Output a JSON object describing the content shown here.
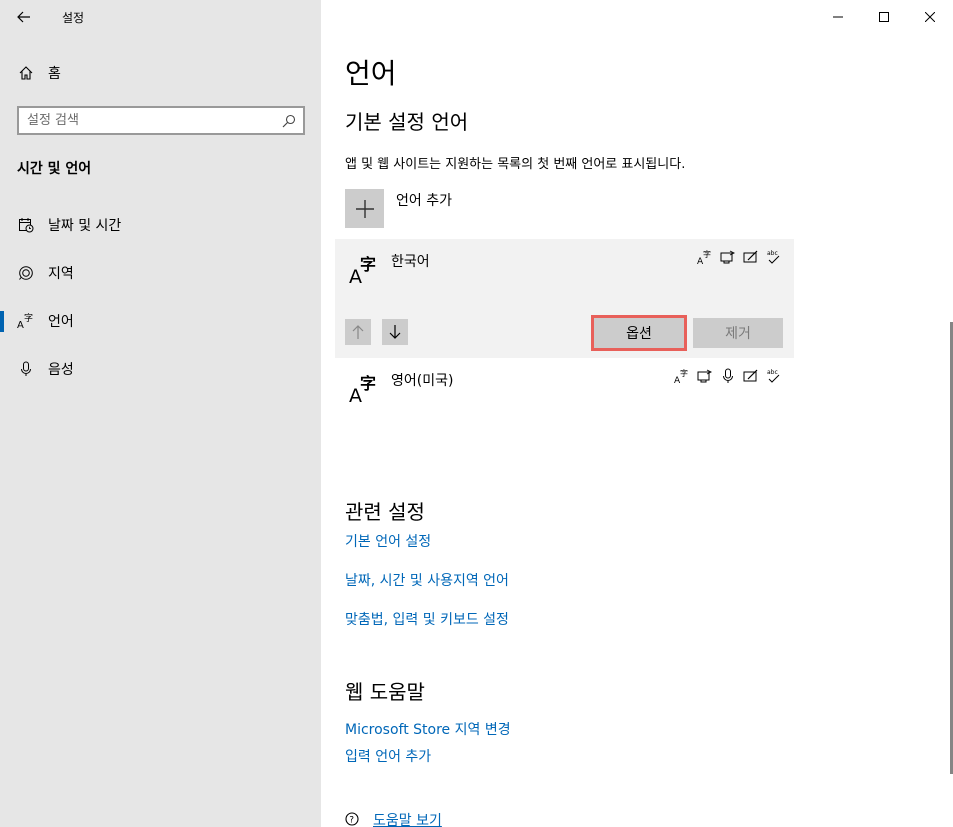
{
  "window": {
    "title": "설정"
  },
  "sidebar": {
    "home_label": "홈",
    "search_placeholder": "설정 검색",
    "section_title": "시간 및 언어",
    "items": [
      {
        "label": "날짜 및 시간",
        "icon": "calendar-clock-icon"
      },
      {
        "label": "지역",
        "icon": "globe-icon"
      },
      {
        "label": "언어",
        "icon": "language-icon",
        "active": true
      },
      {
        "label": "음성",
        "icon": "microphone-icon"
      }
    ]
  },
  "main": {
    "title": "언어",
    "preferred": {
      "heading": "기본 설정 언어",
      "description": "앱 및 웹 사이트는 지원하는 목록의 첫 번째 언어로 표시됩니다.",
      "add_label": "언어 추가",
      "languages": [
        {
          "name": "한국어",
          "selected": true
        },
        {
          "name": "영어(미국)"
        }
      ],
      "options_label": "옵션",
      "remove_label": "제거"
    },
    "related": {
      "heading": "관련 설정",
      "links": [
        "기본 언어 설정",
        "날짜, 시간 및 사용지역 언어",
        "맞춤법, 입력 및 키보드 설정"
      ]
    },
    "web_help": {
      "heading": "웹 도움말",
      "links": [
        "Microsoft Store 지역 변경",
        "입력 언어 추가"
      ]
    },
    "help_link": "도움말 보기"
  },
  "colors": {
    "accent": "#0063b1",
    "link": "#0067b8",
    "highlight": "#e8605a"
  }
}
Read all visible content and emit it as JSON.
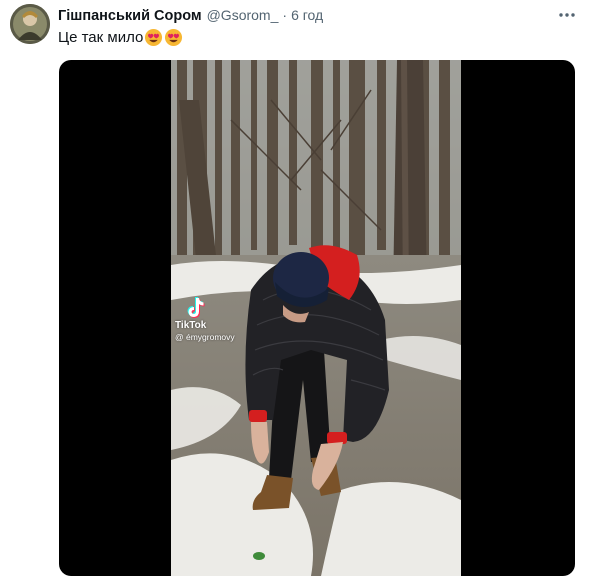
{
  "tweet": {
    "author_name": "Гішпанський Сором",
    "handle": "@Gsorom_",
    "separator": "·",
    "time": "6 год",
    "text": "Це так мило",
    "emojis": [
      "smiling-face-with-heart-eyes-icon",
      "smiling-face-with-heart-eyes-icon"
    ],
    "more_icon": "more-dots-icon"
  },
  "media": {
    "type": "video",
    "watermark": {
      "brand": "TikTok",
      "username": "@ émygromovy"
    }
  },
  "colors": {
    "text_primary": "#0f1419",
    "text_secondary": "#536471",
    "media_background": "#000000",
    "hoodie_red": "#d41f1f",
    "beanie_navy": "#1d2744"
  }
}
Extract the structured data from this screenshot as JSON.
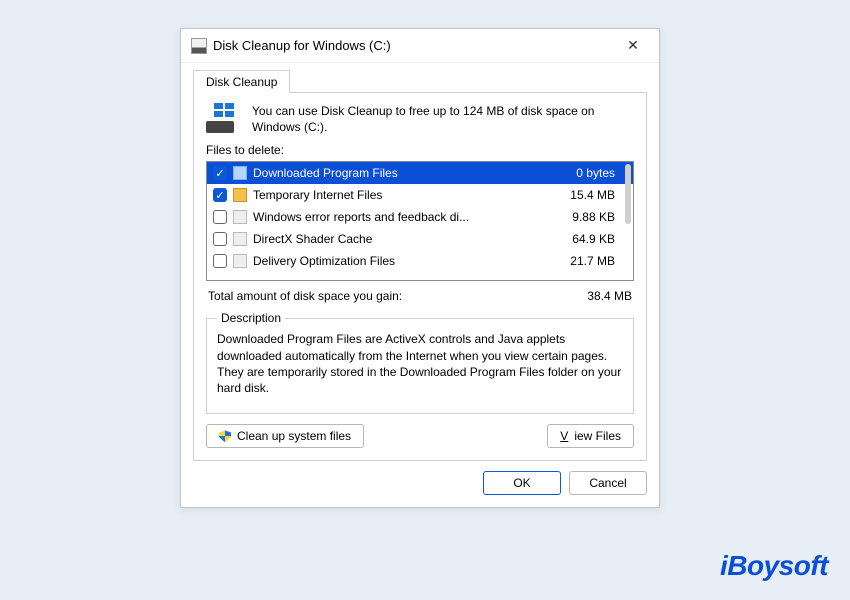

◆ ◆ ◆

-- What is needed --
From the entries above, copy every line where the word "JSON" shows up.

-- Written solution --
Output a JSON object describing the content shown here.
Read all visible content and emit it as JSON.
Extract the structured data from this screenshot as JSON.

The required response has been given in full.